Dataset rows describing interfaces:
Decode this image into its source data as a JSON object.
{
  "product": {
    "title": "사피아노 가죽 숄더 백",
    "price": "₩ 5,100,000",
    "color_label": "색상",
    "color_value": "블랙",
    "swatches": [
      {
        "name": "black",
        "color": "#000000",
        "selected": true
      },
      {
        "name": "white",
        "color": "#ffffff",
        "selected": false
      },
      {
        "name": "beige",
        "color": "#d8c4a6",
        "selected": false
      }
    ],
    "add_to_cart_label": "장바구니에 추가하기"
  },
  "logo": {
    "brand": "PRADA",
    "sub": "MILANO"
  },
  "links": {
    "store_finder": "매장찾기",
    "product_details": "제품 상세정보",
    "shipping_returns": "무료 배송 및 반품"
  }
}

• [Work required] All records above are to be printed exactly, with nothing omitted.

• [Response to the exercise]
Decode this image into its source data as a JSON object.
{
  "product": {
    "title": "사피아노 가죽 숄더 백",
    "price": "₩ 5,100,000",
    "color_label": "색상",
    "color_value": "블랙",
    "swatches": [
      {
        "name": "black",
        "color": "#000000",
        "selected": true
      },
      {
        "name": "white",
        "color": "#ffffff",
        "selected": false
      },
      {
        "name": "beige",
        "color": "#d8c4a6",
        "selected": false
      }
    ],
    "add_to_cart_label": "장바구니에 추가하기"
  },
  "logo": {
    "brand": "PRADA",
    "sub": "MILANO"
  },
  "links": {
    "store_finder": "매장찾기",
    "product_details": "제품 상세정보",
    "shipping_returns": "무료 배송 및 반품"
  }
}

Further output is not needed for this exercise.